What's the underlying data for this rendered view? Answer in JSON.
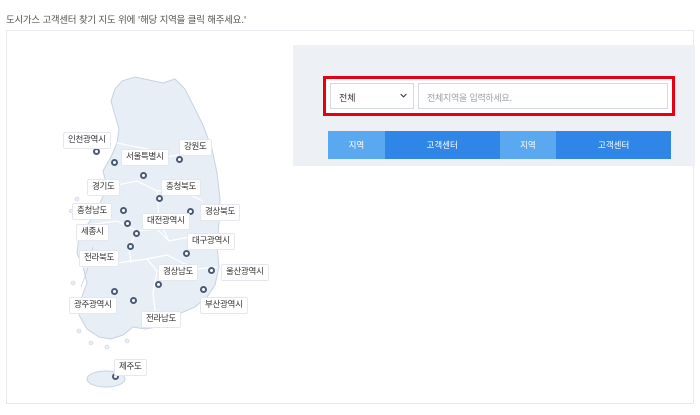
{
  "instruction": "도시가스 고객센터 찾기 지도 위에 '해당 지역을 클릭 해주세요.'",
  "map": {
    "regions": [
      {
        "name": "seoul",
        "label": "서울특별시"
      },
      {
        "name": "incheon",
        "label": "인천광역시"
      },
      {
        "name": "gangwon",
        "label": "강원도"
      },
      {
        "name": "gyeonggi",
        "label": "경기도"
      },
      {
        "name": "chungbuk",
        "label": "충청북도"
      },
      {
        "name": "chungnam",
        "label": "충청남도"
      },
      {
        "name": "daejeon",
        "label": "대전광역시"
      },
      {
        "name": "gyeongbuk",
        "label": "경상북도"
      },
      {
        "name": "sejong",
        "label": "세종시"
      },
      {
        "name": "daegu",
        "label": "대구광역시"
      },
      {
        "name": "jeonbuk",
        "label": "전라북도"
      },
      {
        "name": "gyeongnam",
        "label": "경상남도"
      },
      {
        "name": "ulsan",
        "label": "울산광역시"
      },
      {
        "name": "gwangju",
        "label": "광주광역시"
      },
      {
        "name": "busan",
        "label": "부산광역시"
      },
      {
        "name": "jeonnam",
        "label": "전라남도"
      },
      {
        "name": "jeju",
        "label": "제주도"
      }
    ]
  },
  "search": {
    "select_value": "전체",
    "placeholder": "전체지역을 입력하세요."
  },
  "tabs": [
    "지역",
    "고객센터",
    "지역",
    "고객센터"
  ],
  "colors": {
    "highlight": "#e60012",
    "tab_light": "#5aa8f0",
    "tab_dark": "#2f86e6",
    "panel_bg": "#edf1f6",
    "map_fill": "#e8eef6"
  }
}
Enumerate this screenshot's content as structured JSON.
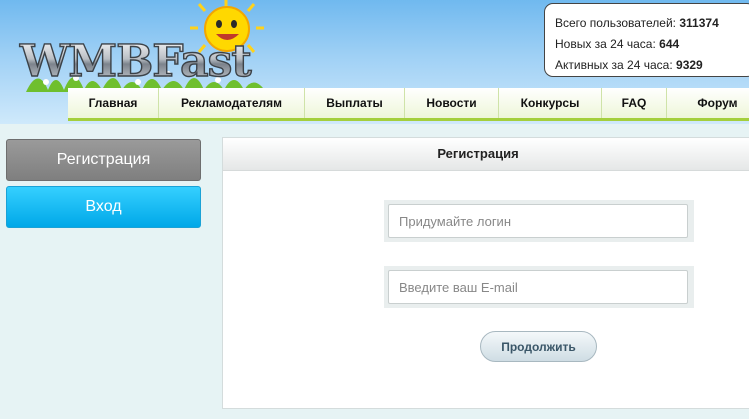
{
  "logo": {
    "text": "WMBFast",
    "icon": "sun-icon"
  },
  "stats": [
    {
      "label": "Всего пользователей:",
      "value": "311374"
    },
    {
      "label": "Новых за 24 часа:",
      "value": "644"
    },
    {
      "label": "Активных за 24 часа:",
      "value": "9329"
    }
  ],
  "menu": [
    {
      "label": "Главная"
    },
    {
      "label": "Рекламодателям"
    },
    {
      "label": "Выплаты"
    },
    {
      "label": "Новости"
    },
    {
      "label": "Конкурсы"
    },
    {
      "label": "FAQ"
    },
    {
      "label": "Форум"
    }
  ],
  "sidebar": {
    "register": "Регистрация",
    "login": "Вход"
  },
  "panel": {
    "title": "Регистрация",
    "login_placeholder": "Придумайте логин",
    "email_placeholder": "Введите ваш E-mail",
    "submit": "Продолжить"
  },
  "colors": {
    "menu_accent": "#a4cf3c",
    "login_button": "#00a8e8",
    "register_button": "#8a8a8a"
  }
}
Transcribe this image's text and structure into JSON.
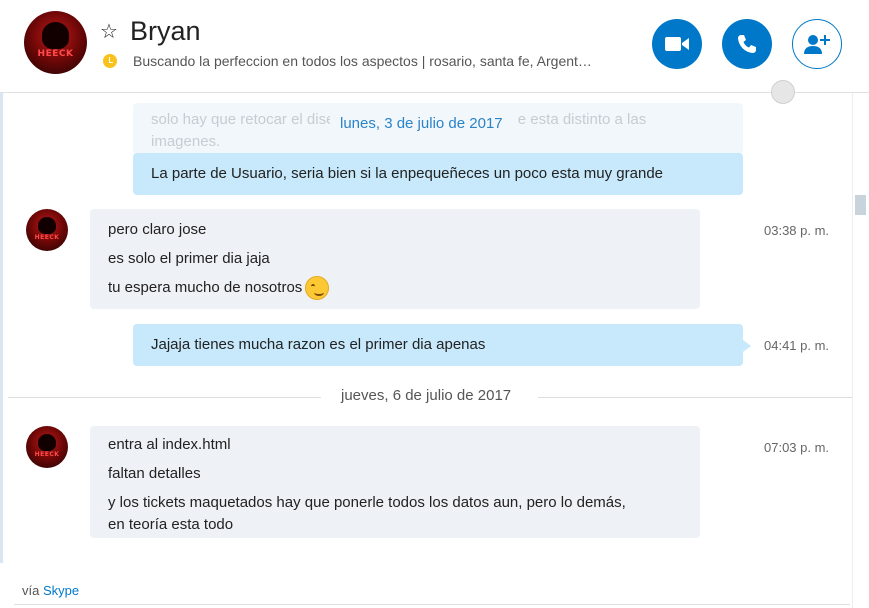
{
  "header": {
    "contact_name": "Bryan",
    "status_message": "Buscando la perfeccion en todos los aspectos  |  rosario, santa fe, Argent…",
    "avatar_label": "HEECK",
    "icons": {
      "favorite": "star-icon",
      "presence": "away-clock-icon",
      "video": "video-camera-icon",
      "call": "phone-icon",
      "add": "add-person-icon",
      "translator": "globe-icon"
    }
  },
  "colors": {
    "accent": "#0078ca",
    "outgoing_bubble": "#c7e9fb",
    "incoming_bubble": "#eef1f5",
    "away": "#f8c21a"
  },
  "chat": {
    "faded_message": {
      "line1": "solo hay que retocar el dise",
      "line1_end": "e esta distinto a las",
      "line2": "imagenes."
    },
    "date_1": "lunes, 3 de julio de 2017",
    "out_1": "La parte de Usuario, seria bien si la enpequeñeces un poco esta muy grande",
    "in_1": {
      "lines": [
        "pero claro jose",
        "es solo el primer dia jaja",
        "tu espera mucho de nosotros"
      ],
      "time": "03:38 p. m."
    },
    "out_2": {
      "text": "Jajaja tienes mucha razon es el primer dia apenas",
      "time": "04:41 p. m."
    },
    "date_2": "jueves, 6 de julio de 2017",
    "in_2": {
      "lines": [
        "entra al index.html",
        "faltan detalles",
        "y los tickets maquetados hay que ponerle todos los datos aun, pero lo demás,",
        "en teoría esta todo"
      ],
      "time": "07:03 p. m."
    }
  },
  "footer": {
    "via_label": "vía",
    "link_label": "Skype"
  }
}
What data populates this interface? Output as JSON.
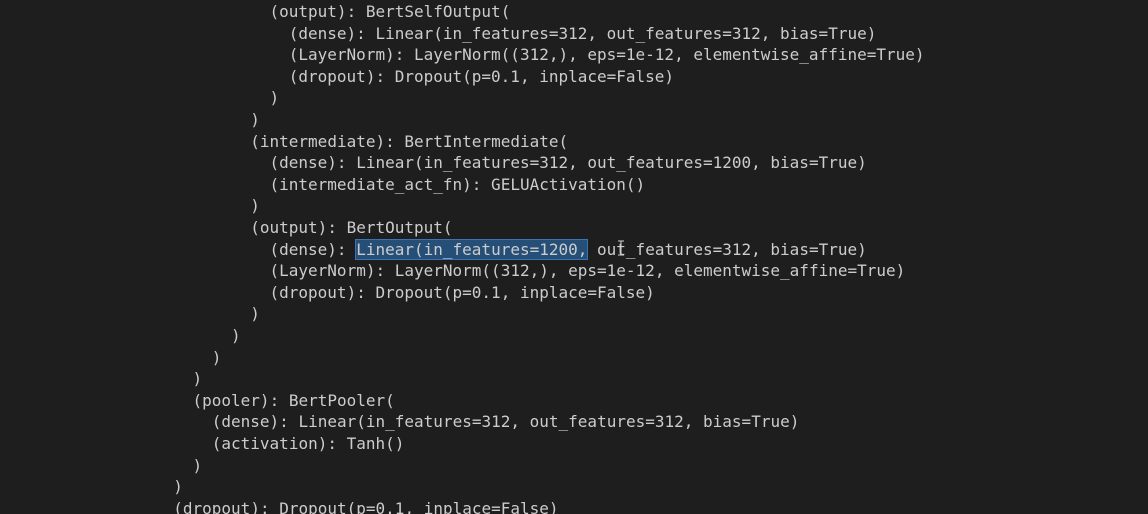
{
  "output": {
    "lines": [
      {
        "indent": 14,
        "text": "(output): BertSelfOutput("
      },
      {
        "indent": 15,
        "text": "(dense): Linear(in_features=312, out_features=312, bias=True)"
      },
      {
        "indent": 15,
        "text": "(LayerNorm): LayerNorm((312,), eps=1e-12, elementwise_affine=True)"
      },
      {
        "indent": 15,
        "text": "(dropout): Dropout(p=0.1, inplace=False)"
      },
      {
        "indent": 14,
        "text": ")"
      },
      {
        "indent": 13,
        "text": ")"
      },
      {
        "indent": 13,
        "text": "(intermediate): BertIntermediate("
      },
      {
        "indent": 14,
        "text": "(dense): Linear(in_features=312, out_features=1200, bias=True)"
      },
      {
        "indent": 14,
        "text": "(intermediate_act_fn): GELUActivation()"
      },
      {
        "indent": 13,
        "text": ")"
      },
      {
        "indent": 13,
        "text": "(output): BertOutput("
      },
      {
        "indent": 14,
        "before": "(dense): ",
        "selected": "Linear(in_features=1200,",
        "after": " out_features=312, bias=True)"
      },
      {
        "indent": 14,
        "text": "(LayerNorm): LayerNorm((312,), eps=1e-12, elementwise_affine=True)"
      },
      {
        "indent": 14,
        "text": "(dropout): Dropout(p=0.1, inplace=False)"
      },
      {
        "indent": 13,
        "text": ")"
      },
      {
        "indent": 12,
        "text": ")"
      },
      {
        "indent": 11,
        "text": ")"
      },
      {
        "indent": 10,
        "text": ")"
      },
      {
        "indent": 10,
        "text": "(pooler): BertPooler("
      },
      {
        "indent": 11,
        "text": "(dense): Linear(in_features=312, out_features=312, bias=True)"
      },
      {
        "indent": 11,
        "text": "(activation): Tanh()"
      },
      {
        "indent": 10,
        "text": ")"
      },
      {
        "indent": 9,
        "text": ")"
      },
      {
        "indent": 9,
        "text": "(dropout): Dropout(p=0.1, inplace=False)"
      }
    ]
  },
  "colors": {
    "background": "#1e1e1e",
    "text": "#cccccc",
    "selection": "#264f78"
  },
  "icons": {
    "cursor": "text-cursor-icon"
  }
}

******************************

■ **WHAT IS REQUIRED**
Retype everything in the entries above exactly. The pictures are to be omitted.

■ **EXERCISE RESPONSE**
What's the underlying data for this rendered view? Answer in JSON.
{
  "instruction": "도시가스 고객센터 찾기 지도 위에 '해당 지역을 클릭 해주세요.'",
  "map": {
    "regions": [
      {
        "name": "seoul",
        "label": "서울특별시"
      },
      {
        "name": "incheon",
        "label": "인천광역시"
      },
      {
        "name": "gangwon",
        "label": "강원도"
      },
      {
        "name": "gyeonggi",
        "label": "경기도"
      },
      {
        "name": "chungbuk",
        "label": "충청북도"
      },
      {
        "name": "chungnam",
        "label": "충청남도"
      },
      {
        "name": "daejeon",
        "label": "대전광역시"
      },
      {
        "name": "gyeongbuk",
        "label": "경상북도"
      },
      {
        "name": "sejong",
        "label": "세종시"
      },
      {
        "name": "daegu",
        "label": "대구광역시"
      },
      {
        "name": "jeonbuk",
        "label": "전라북도"
      },
      {
        "name": "gyeongnam",
        "label": "경상남도"
      },
      {
        "name": "ulsan",
        "label": "울산광역시"
      },
      {
        "name": "gwangju",
        "label": "광주광역시"
      },
      {
        "name": "busan",
        "label": "부산광역시"
      },
      {
        "name": "jeonnam",
        "label": "전라남도"
      },
      {
        "name": "jeju",
        "label": "제주도"
      }
    ]
  },
  "search": {
    "select_value": "전체",
    "placeholder": "전체지역을 입력하세요."
  },
  "tabs": [
    "지역",
    "고객센터",
    "지역",
    "고객센터"
  ],
  "colors": {
    "highlight": "#e60012",
    "tab_light": "#5aa8f0",
    "tab_dark": "#2f86e6",
    "panel_bg": "#edf1f6",
    "map_fill": "#e8eef6"
  }
}
Enumerate this screenshot's content as structured JSON.
{
  "logo": {
    "text": "WMBFast",
    "icon": "sun-icon"
  },
  "stats": [
    {
      "label": "Всего пользователей:",
      "value": "311374"
    },
    {
      "label": "Новых за 24 часа:",
      "value": "644"
    },
    {
      "label": "Активных за 24 часа:",
      "value": "9329"
    }
  ],
  "menu": [
    {
      "label": "Главная"
    },
    {
      "label": "Рекламодателям"
    },
    {
      "label": "Выплаты"
    },
    {
      "label": "Новости"
    },
    {
      "label": "Конкурсы"
    },
    {
      "label": "FAQ"
    },
    {
      "label": "Форум"
    }
  ],
  "sidebar": {
    "register": "Регистрация",
    "login": "Вход"
  },
  "panel": {
    "title": "Регистрация",
    "login_placeholder": "Придумайте логин",
    "email_placeholder": "Введите ваш E-mail",
    "submit": "Продолжить"
  },
  "colors": {
    "menu_accent": "#a4cf3c",
    "login_button": "#00a8e8",
    "register_button": "#8a8a8a"
  }
}
Transcribe this image's text and structure into JSON.
{
  "header": {
    "contact_name": "Bryan",
    "status_message": "Buscando la perfeccion en todos los aspectos  |  rosario, santa fe, Argent…",
    "avatar_label": "HEECK",
    "icons": {
      "favorite": "star-icon",
      "presence": "away-clock-icon",
      "video": "video-camera-icon",
      "call": "phone-icon",
      "add": "add-person-icon",
      "translator": "globe-icon"
    }
  },
  "colors": {
    "accent": "#0078ca",
    "outgoing_bubble": "#c7e9fb",
    "incoming_bubble": "#eef1f5",
    "away": "#f8c21a"
  },
  "chat": {
    "faded_message": {
      "line1": "solo hay que retocar el dise",
      "line1_end": "e esta distinto a las",
      "line2": "imagenes."
    },
    "date_1": "lunes, 3 de julio de 2017",
    "out_1": "La parte de Usuario, seria bien si la enpequeñeces un poco esta muy grande",
    "in_1": {
      "lines": [
        "pero claro jose",
        "es solo el primer dia jaja",
        "tu espera mucho de nosotros"
      ],
      "time": "03:38 p. m."
    },
    "out_2": {
      "text": "Jajaja tienes mucha razon es el primer dia apenas",
      "time": "04:41 p. m."
    },
    "date_2": "jueves, 6 de julio de 2017",
    "in_2": {
      "lines": [
        "entra al index.html",
        "faltan detalles",
        "y los tickets maquetados hay que ponerle todos los datos aun, pero lo demás,",
        "en teoría esta todo"
      ],
      "time": "07:03 p. m."
    }
  },
  "footer": {
    "via_label": "vía",
    "link_label": "Skype"
  }
}
What data populates this interface? Output as JSON.
{
  "output": {
    "lines": [
      {
        "indent": 14,
        "text": "(output): BertSelfOutput("
      },
      {
        "indent": 15,
        "text": "(dense): Linear(in_features=312, out_features=312, bias=True)"
      },
      {
        "indent": 15,
        "text": "(LayerNorm): LayerNorm((312,), eps=1e-12, elementwise_affine=True)"
      },
      {
        "indent": 15,
        "text": "(dropout): Dropout(p=0.1, inplace=False)"
      },
      {
        "indent": 14,
        "text": ")"
      },
      {
        "indent": 13,
        "text": ")"
      },
      {
        "indent": 13,
        "text": "(intermediate): BertIntermediate("
      },
      {
        "indent": 14,
        "text": "(dense): Linear(in_features=312, out_features=1200, bias=True)"
      },
      {
        "indent": 14,
        "text": "(intermediate_act_fn): GELUActivation()"
      },
      {
        "indent": 13,
        "text": ")"
      },
      {
        "indent": 13,
        "text": "(output): BertOutput("
      },
      {
        "indent": 14,
        "before": "(dense): ",
        "selected": "Linear(in_features=1200,",
        "after": " out_features=312, bias=True)"
      },
      {
        "indent": 14,
        "text": "(LayerNorm): LayerNorm((312,), eps=1e-12, elementwise_affine=True)"
      },
      {
        "indent": 14,
        "text": "(dropout): Dropout(p=0.1, inplace=False)"
      },
      {
        "indent": 13,
        "text": ")"
      },
      {
        "indent": 12,
        "text": ")"
      },
      {
        "indent": 11,
        "text": ")"
      },
      {
        "indent": 10,
        "text": ")"
      },
      {
        "indent": 10,
        "text": "(pooler): BertPooler("
      },
      {
        "indent": 11,
        "text": "(dense): Linear(in_features=312, out_features=312, bias=True)"
      },
      {
        "indent": 11,
        "text": "(activation): Tanh()"
      },
      {
        "indent": 10,
        "text": ")"
      },
      {
        "indent": 9,
        "text": ")"
      },
      {
        "indent": 9,
        "text": "(dropout): Dropout(p=0.1, inplace=False)"
      }
    ]
  },
  "colors": {
    "background": "#1e1e1e",
    "text": "#cccccc",
    "selection": "#264f78"
  },
  "icons": {
    "cursor": "text-cursor-icon"
  }
}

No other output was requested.